Upper school chemistry teacher Andrew Irvine competed as a member of the United States canoe polo team at the 2022 World Games in Birmingham, Ala., in July and the 2022 International Canoe Federation’s Canoe Polo World Championships in Saint-Omer, France, in August.
Irvine was originally scheduled to compete in 2020, but the onset of the COVID-19 pandemic put all competition on hold. “When were told the World Games were happening [in 2022] … we had some meetings and got together on Zoom and we talked about what the expectations were,” Irvine said. Despite some setbacks, such as team members leaving and the departure of their coach, the team regrouped and began training with visitors from New York and Texas. Irvine was selected as a member of the team in March.
The team held training camps and participated in a tournament called the Cup of the West with other U.S. canoe polo squads and a team from Canada. Members of the team local to the Bay Area trained every week at Shoreline Lake in Mountain View and the Berkeley Marina.

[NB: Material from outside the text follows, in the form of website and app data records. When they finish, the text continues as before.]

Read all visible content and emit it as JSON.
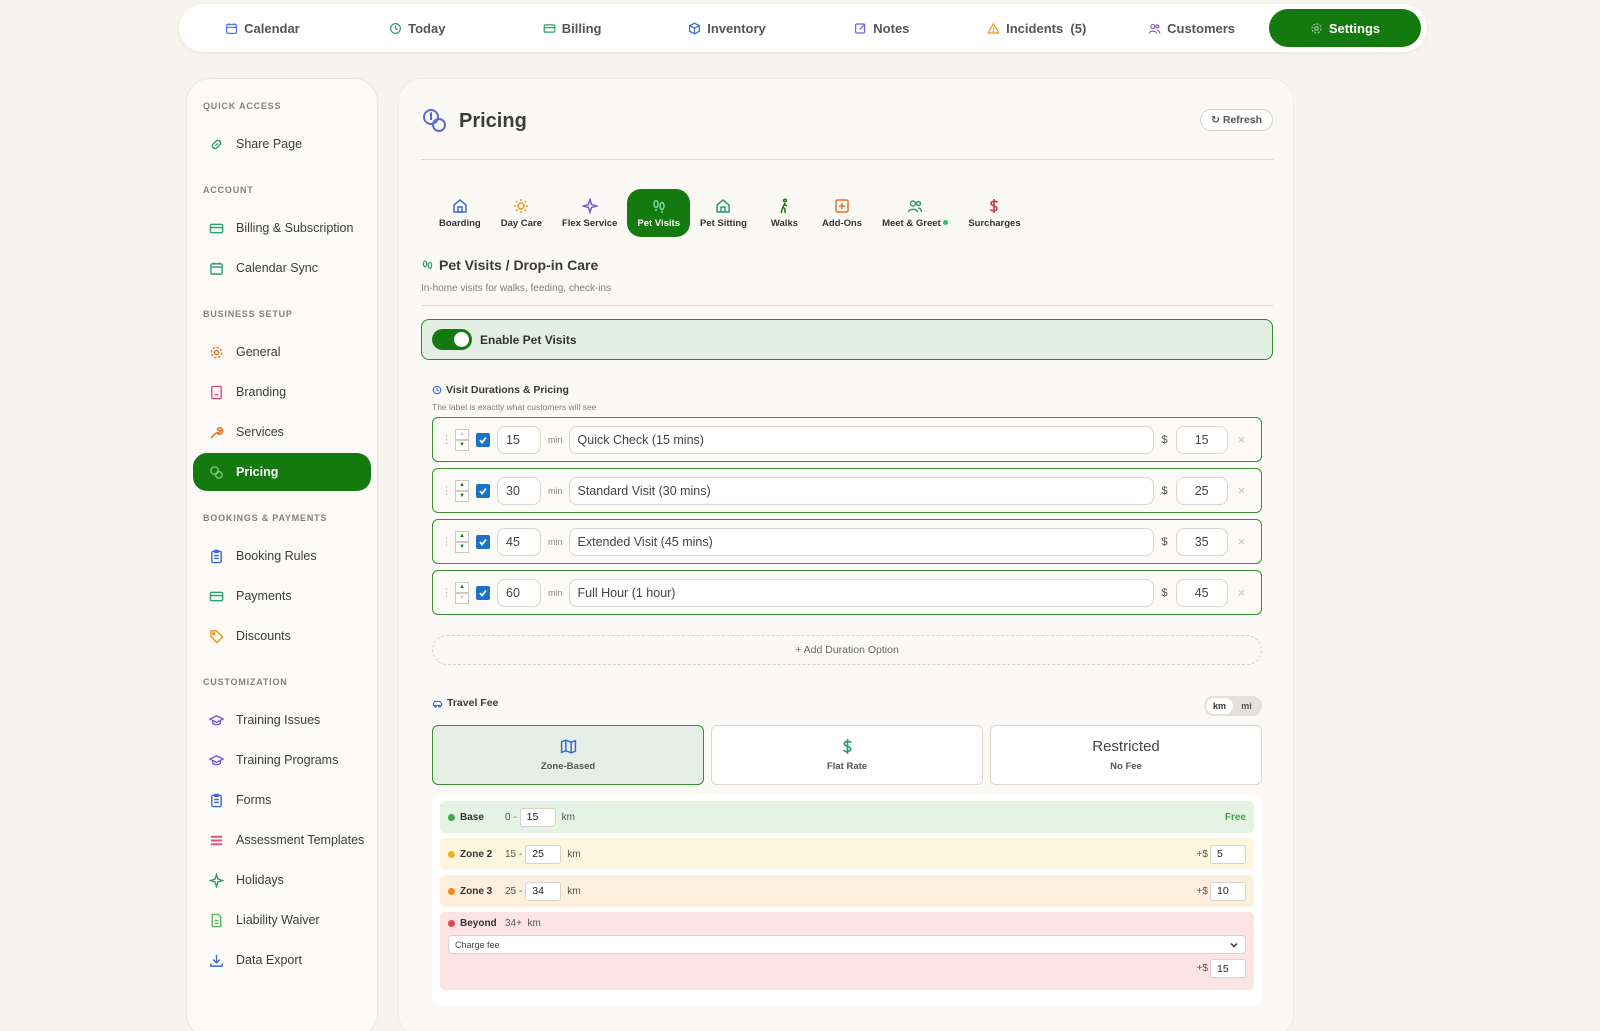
{
  "colors": {
    "accent": "#147a0f",
    "background": "#f7f3ee"
  },
  "topnav": [
    {
      "label": "Calendar",
      "icon": "calendar-icon",
      "color": "#4a7bd6"
    },
    {
      "label": "Today",
      "icon": "clock-icon",
      "color": "#2e9e6a"
    },
    {
      "label": "Billing",
      "icon": "credit-card-icon",
      "color": "#2e9e6a"
    },
    {
      "label": "Inventory",
      "icon": "box-icon",
      "color": "#3b6ad0"
    },
    {
      "label": "Notes",
      "icon": "edit-icon",
      "color": "#7b5bd0"
    },
    {
      "label": "Incidents  (5)",
      "icon": "warning-icon",
      "color": "#e89a1c"
    },
    {
      "label": "Customers",
      "icon": "users-icon",
      "color": "#8a62c9"
    },
    {
      "label": "Settings",
      "icon": "gear-icon",
      "color": "#ffffff",
      "active": true
    }
  ],
  "sidebar": {
    "quick_access": "QUICK ACCESS",
    "share_page": "Share Page",
    "account": "ACCOUNT",
    "billing_subscription": "Billing & Subscription",
    "calendar_sync": "Calendar Sync",
    "business_setup": "BUSINESS SETUP",
    "general": "General",
    "branding": "Branding",
    "services": "Services",
    "pricing": "Pricing",
    "bookings_payments": "BOOKINGS & PAYMENTS",
    "booking_rules": "Booking Rules",
    "payments": "Payments",
    "discounts": "Discounts",
    "customization": "CUSTOMIZATION",
    "training_issues": "Training Issues",
    "training_programs": "Training Programs",
    "forms": "Forms",
    "assessment_templates": "Assessment Templates",
    "holidays": "Holidays",
    "liability_waiver": "Liability Waiver",
    "data_export": "Data Export"
  },
  "main": {
    "title": "Pricing",
    "refresh_label": "↻ Refresh",
    "tabs": {
      "boarding": "Boarding",
      "day_care": "Day Care",
      "flex_service": "Flex Service",
      "pet_visits": "Pet Visits",
      "pet_sitting": "Pet Sitting",
      "walks": "Walks",
      "add_ons": "Add-Ons",
      "meet_greet": "Meet & Greet",
      "surcharges": "Surcharges"
    },
    "section_title": "Pet Visits / Drop-in Care",
    "section_subtitle": "In-home visits for walks, feeding, check-ins",
    "enable_label": "Enable Pet Visits",
    "durations_title": "Visit Durations & Pricing",
    "durations_note": "The label is exactly what customers will see",
    "min_unit": "min",
    "currency": "$",
    "durations": [
      {
        "minutes": "15",
        "label": "Quick Check (15 mins)",
        "price": "15"
      },
      {
        "minutes": "30",
        "label": "Standard Visit (30 mins)",
        "price": "25"
      },
      {
        "minutes": "45",
        "label": "Extended Visit (45 mins)",
        "price": "35"
      },
      {
        "minutes": "60",
        "label": "Full Hour (1 hour)",
        "price": "45"
      }
    ],
    "add_duration": "+ Add Duration Option",
    "travel_fee_title": "Travel Fee",
    "units": {
      "km": "km",
      "mi": "mi"
    },
    "fee_types": {
      "zone": "Zone-Based",
      "flat": "Flat Rate",
      "restricted_big": "Restricted",
      "restricted_small": "No Fee"
    },
    "zones": {
      "base_name": "Base",
      "base_from": "0 -",
      "base_to": "15",
      "base_unit": "km",
      "base_fee": "Free",
      "z2_name": "Zone 2",
      "z2_from": "15 -",
      "z2_to": "25",
      "z2_unit": "km",
      "z2_fee": "5",
      "z3_name": "Zone 3",
      "z3_from": "25 -",
      "z3_to": "34",
      "z3_unit": "km",
      "z3_fee": "10",
      "beyond_name": "Beyond",
      "beyond_range": "34+  km",
      "beyond_mode": "Charge fee",
      "beyond_fee": "15",
      "plus_dollar": "+$"
    }
  }
}
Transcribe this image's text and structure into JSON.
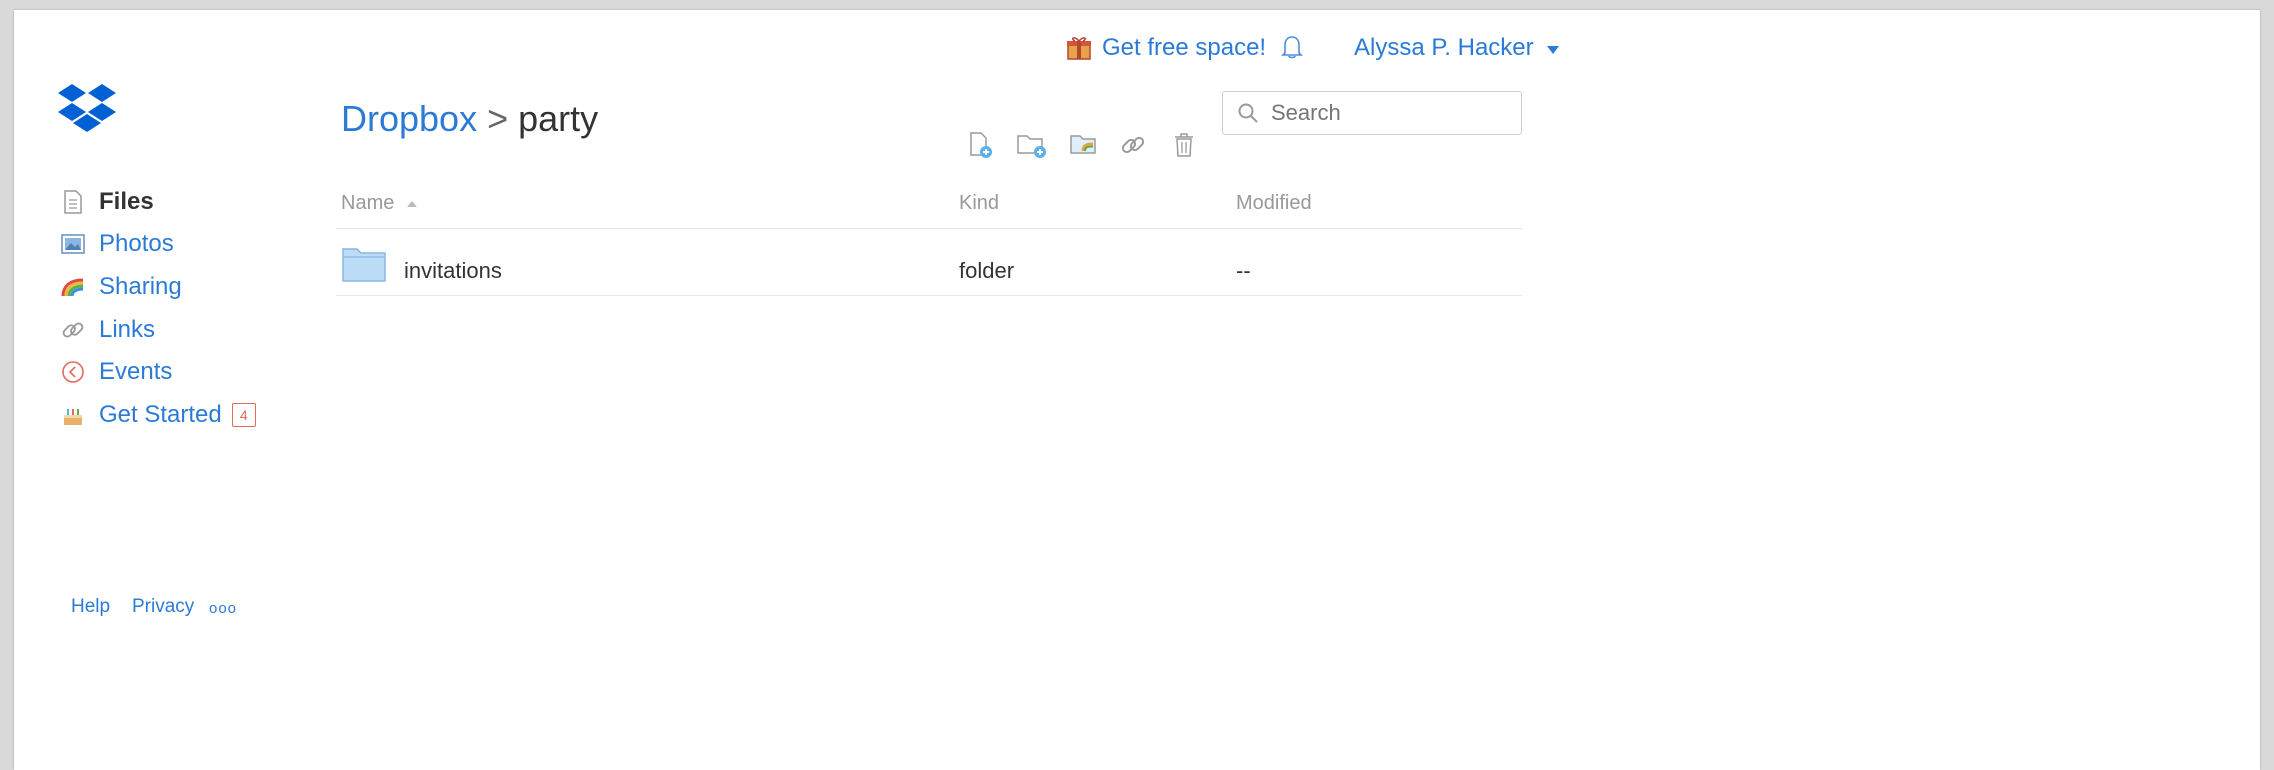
{
  "topbar": {
    "free_space": "Get free space!",
    "user_name": "Alyssa P. Hacker"
  },
  "breadcrumb": {
    "root": "Dropbox",
    "separator": ">",
    "current": "party"
  },
  "search": {
    "placeholder": "Search"
  },
  "sidebar": {
    "items": [
      {
        "label": "Files",
        "icon": "file-icon",
        "active": true
      },
      {
        "label": "Photos",
        "icon": "photo-icon"
      },
      {
        "label": "Sharing",
        "icon": "rainbow-icon"
      },
      {
        "label": "Links",
        "icon": "link-icon"
      },
      {
        "label": "Events",
        "icon": "clock-icon"
      },
      {
        "label": "Get Started",
        "icon": "cake-icon",
        "badge": "4"
      }
    ]
  },
  "table": {
    "columns": [
      "Name",
      "Kind",
      "Modified"
    ],
    "rows": [
      {
        "name": "invitations",
        "kind": "folder",
        "modified": "--"
      }
    ]
  },
  "footer": {
    "help": "Help",
    "privacy": "Privacy",
    "more": "ooo"
  },
  "colors": {
    "accent": "#2b7bd6",
    "badge": "#e06b5c",
    "folder": "#bcdcf7"
  }
}
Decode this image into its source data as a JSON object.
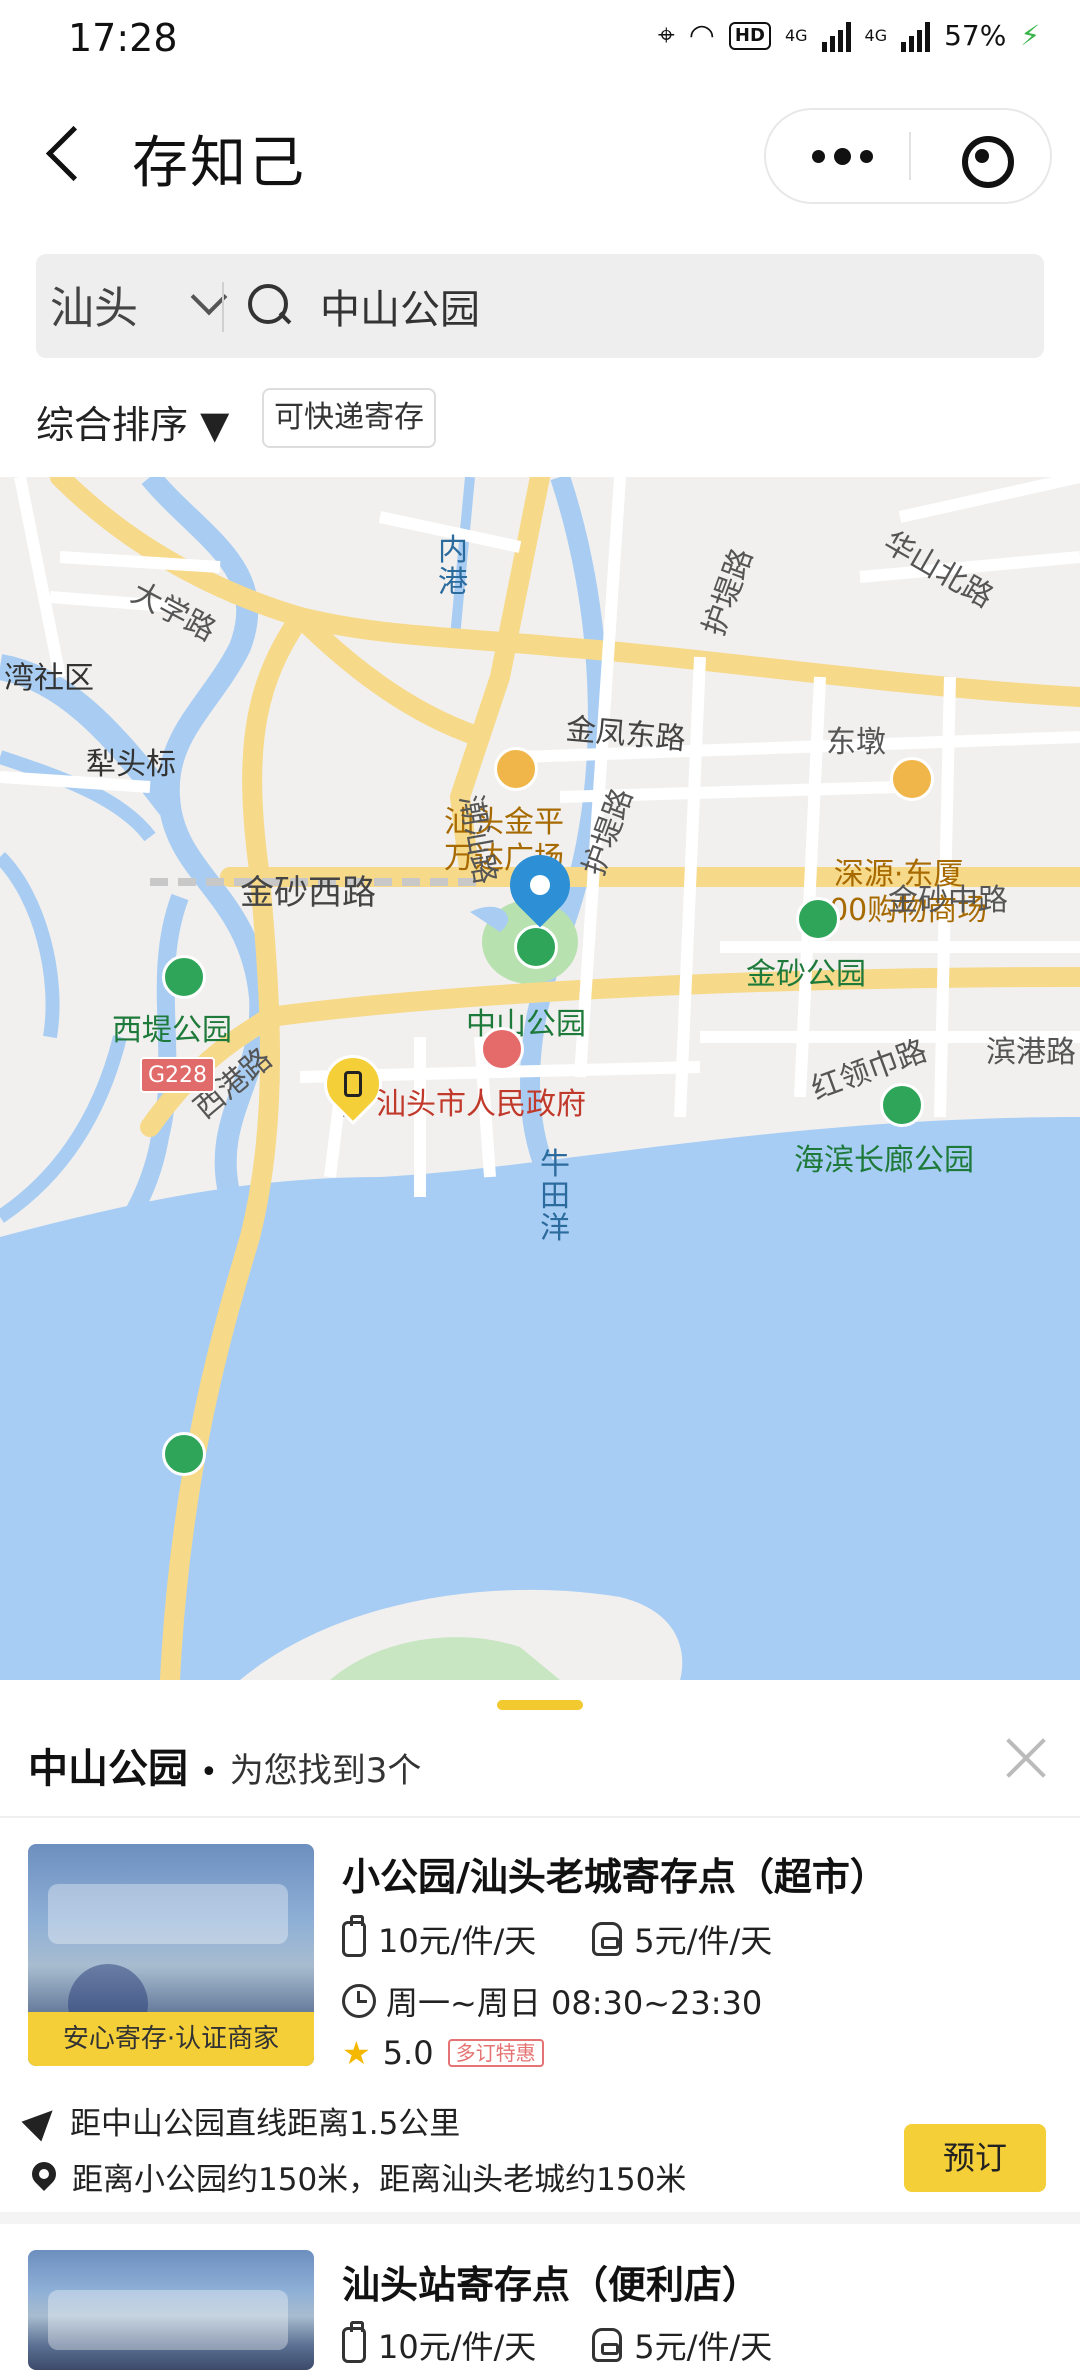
{
  "status_bar": {
    "time": "17:28",
    "battery": "57%",
    "network_1": "4G",
    "network_2": "4G",
    "hd": "HD"
  },
  "header": {
    "title": "存知己"
  },
  "search": {
    "city": "汕头",
    "query": "中山公园"
  },
  "filters": {
    "sort_label": "综合排序 ▼",
    "express_tag": "可快递寄存"
  },
  "map": {
    "labels": {
      "daxue_road": "大学路",
      "neigang": "内港",
      "hudi_road_1": "护堤路",
      "huashan_north": "华山北路",
      "wanshequ": "湾社区",
      "jinfeng_east": "金凤东路",
      "dongdun": "东墩",
      "wanda": "汕头金平\n万达广场",
      "dongxia": "深源·东厦\n100购物商场",
      "litoubiao": "犁头标",
      "chaoshan_road": "潮汕路",
      "hudi_road_2": "护堤路",
      "jinsha_west": "金砂西路",
      "jinsha_middle": "金砂中路",
      "jinsha_park": "金砂公园",
      "zhongshan_park": "中山公园",
      "xigang_road": "西港路",
      "gov": "汕头市人民政府",
      "hongling_road": "红领巾路",
      "binggang_road": "滨港路",
      "haibin_park": "海滨长廊公园",
      "niutianyang": "牛\n田\n洋",
      "xidi_park": "西堤公园",
      "g228": "G228"
    }
  },
  "sheet": {
    "place": "中山公园",
    "dot": "•",
    "count_text": "为您找到3个",
    "stores": [
      {
        "name": "小公园/汕头老城寄存点（超市）",
        "badge": "安心寄存·认证商家",
        "price_luggage": "10元/件/天",
        "price_bag": "5元/件/天",
        "hours": "周一~周日 08:30~23:30",
        "rating": "5.0",
        "promo_tag": "多订特惠",
        "distance": "距中山公园直线距离1.5公里",
        "location": "距离小公园约150米，距离汕头老城约150米",
        "book_label": "预订"
      },
      {
        "name": "汕头站寄存点（便利店）",
        "price_luggage": "10元/件/天",
        "price_bag": "5元/件/天"
      }
    ]
  }
}
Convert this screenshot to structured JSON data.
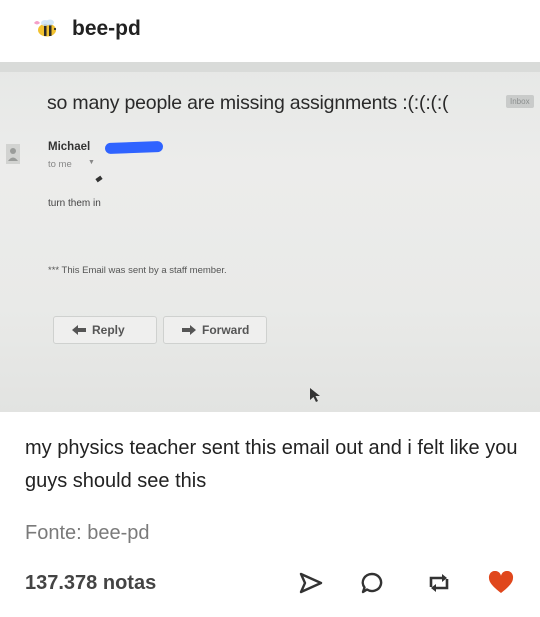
{
  "post": {
    "blog_name": "bee-pd",
    "caption": "my physics teacher sent this email out and i felt like you guys should see this",
    "source_label": "Fonte:",
    "source_name": "bee-pd",
    "notes": "137.378 notas"
  },
  "photo_email": {
    "subject": "so many people are missing assignments :(:(:(:(",
    "inbox_tag": "Inbox",
    "sender": "Michael",
    "recipient": "to me",
    "body": "turn them in",
    "staff_notice": "*** This Email was sent by a staff member.",
    "reply_label": "Reply",
    "forward_label": "Forward"
  },
  "icons": {
    "avatar": "bee-icon",
    "share": "paper-plane-icon",
    "reply": "speech-bubble-icon",
    "reblog": "reblog-icon",
    "like": "heart-icon"
  },
  "colors": {
    "like": "#e0471c",
    "redaction": "#2f63ff"
  }
}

Going into the World Games, the team was up against some extremely tough competition. “They have programs that start as young as 7 years old, in schools and in universities,” Irvine said. Despite not winning any of their games, the team was able to overcome expectations. “We were more competitive than I think some people expected.”
Canoe polo ended up being the most popular event at the World Games, and Irvine said fans in attendance were highly appreciative and excited to meet members of the team. “We had people asking for our pictures, and someone asked for my autograph,” he exclaimed. “I was like, ‘You’re sure, right?’”
The following month, the team headed to France for the ICF World Championships, which featured a much greater number of teams and categories than the World Games. Team USA was grouped with teams from Hong Kong, Japan, Malaysia, Spain and Taipei, Taiwan. They had three wins total, defeating Hong Kong twice as well as Japan, and recorded a tie against Taipei. “We were actually winning [against Taipei] up until the last minute, and if we had beat them, we would have been in the top 12,” Irvine said.
After the improved performance at the World Championships, “We reflected on how the World Games was like a training session, preparing us for the World Championships,” Irvine said, adding that he felt happy with his performance after seeing the level of competition he and the team were up against and remembering aspects of his performance. “I had some huge, impactful moments on the team,” he said. “I was happy to have found a way to contribute.”